Celebrity bounty hunters Duane “Dog” and Beth Chapman have been in California lobbying against a bill that would abolish the current cash bail system for most defendants in the state. The California Money Bail Reform Act of 2017, also known as Senate Bill 10 (SB 10), is co-sponsored by several so-called “criminal justice reform” groups that have received funding from George Soros’ international grantmaking network.
“I think that the legislators … have been duped,” Beth Chapman said during a press conference last week. “The criminal element of our community is laughing at them and thinking, ‘how stupid are these people to let all of us run free?’”
Mrs. Chapman, who became famous while co-starring in reality television shows with her husband, is now the president of the Professional Bail Agents of the United States. She represents 15,000 bondsmen combatting what she perceives to be a nationwide “attack” on their industry and a threat to public safety.

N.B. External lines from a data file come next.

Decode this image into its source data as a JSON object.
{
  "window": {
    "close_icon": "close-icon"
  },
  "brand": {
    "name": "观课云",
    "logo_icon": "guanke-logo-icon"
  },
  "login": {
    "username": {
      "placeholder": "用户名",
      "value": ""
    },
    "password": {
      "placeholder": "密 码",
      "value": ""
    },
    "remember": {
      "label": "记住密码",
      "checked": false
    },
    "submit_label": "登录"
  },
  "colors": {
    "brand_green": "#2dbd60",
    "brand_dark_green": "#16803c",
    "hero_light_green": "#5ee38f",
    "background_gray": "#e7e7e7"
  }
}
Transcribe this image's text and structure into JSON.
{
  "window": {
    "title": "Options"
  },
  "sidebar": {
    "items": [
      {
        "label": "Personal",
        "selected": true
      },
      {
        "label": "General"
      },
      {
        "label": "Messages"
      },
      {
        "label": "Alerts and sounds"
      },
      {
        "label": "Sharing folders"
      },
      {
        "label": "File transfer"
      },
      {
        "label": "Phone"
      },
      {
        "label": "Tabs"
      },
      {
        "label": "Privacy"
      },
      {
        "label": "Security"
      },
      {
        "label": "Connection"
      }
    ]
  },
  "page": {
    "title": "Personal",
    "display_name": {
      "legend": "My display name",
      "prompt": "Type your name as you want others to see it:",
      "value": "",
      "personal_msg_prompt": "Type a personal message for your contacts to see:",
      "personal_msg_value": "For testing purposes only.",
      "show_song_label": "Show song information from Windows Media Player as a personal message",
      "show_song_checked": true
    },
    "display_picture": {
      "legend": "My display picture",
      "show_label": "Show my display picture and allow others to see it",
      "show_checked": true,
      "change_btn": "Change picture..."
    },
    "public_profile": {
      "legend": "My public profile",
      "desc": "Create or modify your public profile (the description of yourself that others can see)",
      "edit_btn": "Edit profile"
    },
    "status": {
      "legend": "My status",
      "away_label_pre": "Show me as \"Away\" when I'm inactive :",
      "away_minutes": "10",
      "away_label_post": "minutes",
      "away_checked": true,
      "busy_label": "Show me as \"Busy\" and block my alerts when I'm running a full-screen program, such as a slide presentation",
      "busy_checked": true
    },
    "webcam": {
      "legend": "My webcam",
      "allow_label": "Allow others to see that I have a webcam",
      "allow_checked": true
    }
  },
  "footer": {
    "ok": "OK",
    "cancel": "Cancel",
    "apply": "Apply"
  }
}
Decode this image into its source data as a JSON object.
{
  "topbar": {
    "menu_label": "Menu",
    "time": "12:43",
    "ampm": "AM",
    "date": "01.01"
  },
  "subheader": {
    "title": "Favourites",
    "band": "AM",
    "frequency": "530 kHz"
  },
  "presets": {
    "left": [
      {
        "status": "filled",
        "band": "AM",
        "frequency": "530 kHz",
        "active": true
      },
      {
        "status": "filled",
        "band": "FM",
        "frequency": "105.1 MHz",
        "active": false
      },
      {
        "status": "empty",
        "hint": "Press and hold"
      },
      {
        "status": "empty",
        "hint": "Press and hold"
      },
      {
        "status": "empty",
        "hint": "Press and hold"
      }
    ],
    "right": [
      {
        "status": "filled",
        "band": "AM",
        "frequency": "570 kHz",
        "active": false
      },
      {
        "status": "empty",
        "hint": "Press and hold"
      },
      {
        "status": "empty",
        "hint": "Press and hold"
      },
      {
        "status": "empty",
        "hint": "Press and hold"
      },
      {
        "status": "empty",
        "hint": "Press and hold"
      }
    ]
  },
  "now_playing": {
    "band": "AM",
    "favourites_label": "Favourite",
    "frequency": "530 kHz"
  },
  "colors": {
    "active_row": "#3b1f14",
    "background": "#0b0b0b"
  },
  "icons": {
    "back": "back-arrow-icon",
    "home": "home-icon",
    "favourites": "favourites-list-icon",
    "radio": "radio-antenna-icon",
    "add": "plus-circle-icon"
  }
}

Soros has been on a criminal justice reform spending spree of late. Last year, he contributed $2 million to the effort to defeat Maricopa County Sheriff Joe Arpaio. He has poured millions more into other local races, including a $1.45 million investment to elect a progressive district attorney in Pennsylvania earlier this year. The campaign to eliminate money bail is part of a broad reform strategy.
“This bill is part of a national movement, a recognition that the way we have been handling pretrial processes in California and across the country is not fair or just,” said Senator Bob Hertzberg (D-Van Nuys), who co-authored SB 10 after working with a broad coalition to craft the proposal. “Whether you can go free before a trial is determined by the size of your wallet and not the size of your public safety risk, and that’s not the way it should be.”
Many of the groups co-sponsoring Hertzberg’s bill have direct ties to Soros’ Open Society Foundations (OSF), including the American Civil Liberties Union (ACLU), Anti-Recidivism Coalition, Californians for Safety and Justice, Ella Baker Center for Human Rights, and the Essie Justice Group. Together, they have spent years laying the groundwork for a variety of reforms targeting California’s criminal justice system.
Californians for Safety and Justice, commonly known as Safe and Just, has been at the forefront.
As Inside Philanthropy reported:
In 2013, OSF made a $1,000,000 grant for the Tide’s Center’s Californians for Safety and Justice project. This project provides the infrastructure for a “multi-pronged, multi-year campaign to reduce corrections populations in the State of California.”
Safe and Just’s executive director “was chosen by the Open Society Foundations’ Justice Fund and other big funders to head the newly conceived organization in 2012,” according to The Nation.
The Anti-Recidivism Coalition, also a co-sponsor, is the host organization of a Soros Senior Advocacy Fellow. OSF gives him money “to use digital media storytelling as a way to change the narrative about people returning from prison and to help support efforts to reform the criminal justice system.”
The Essie Justice Group also receives Soros funding. The nonprofit launched in 2014 after its founder was awarded an OSF fellowship to “establish an organization designed to help women with incarcerated loved ones become leaders in the struggle against mass incarceration.”
That same year, OSF awarded a grant of $50 million to the ACLU to reform criminal justice policies.
“There are few organizations in the United States in such close alignment with our values and criminal justice reform goals as the ACLU,” said Christopher Stone, President of the Open Society Foundations. “We are confident that our support of the already advanced state-level ACLU operations can truly transform thinking about public safety, move progressive and innovative legislation forward, and restore the trust of communities hit hardest by the overuse and abuse of our criminal justice system.”
Before joining Soros’ foundation, Stone led the Vera Institute of Justice. Studies from Vera — which has also received grants from OSF — have been cited by California politicians as evidence of a flawed pretrial bail system. According to its website, “Vera works in partnership with local, state, and national government officials to create change from within.”
“I know California will not be duped into this ‘hug a thug’ program,” said “Dog” Chapman. “We’re all into rehabilitation. Get the guy out and make him change his life; not hope he will.”
SB 10 will go before the Assembly Public Safety Committee on July 11.
Follow Jeffrey Cawood on Twitter @Near_Chaos.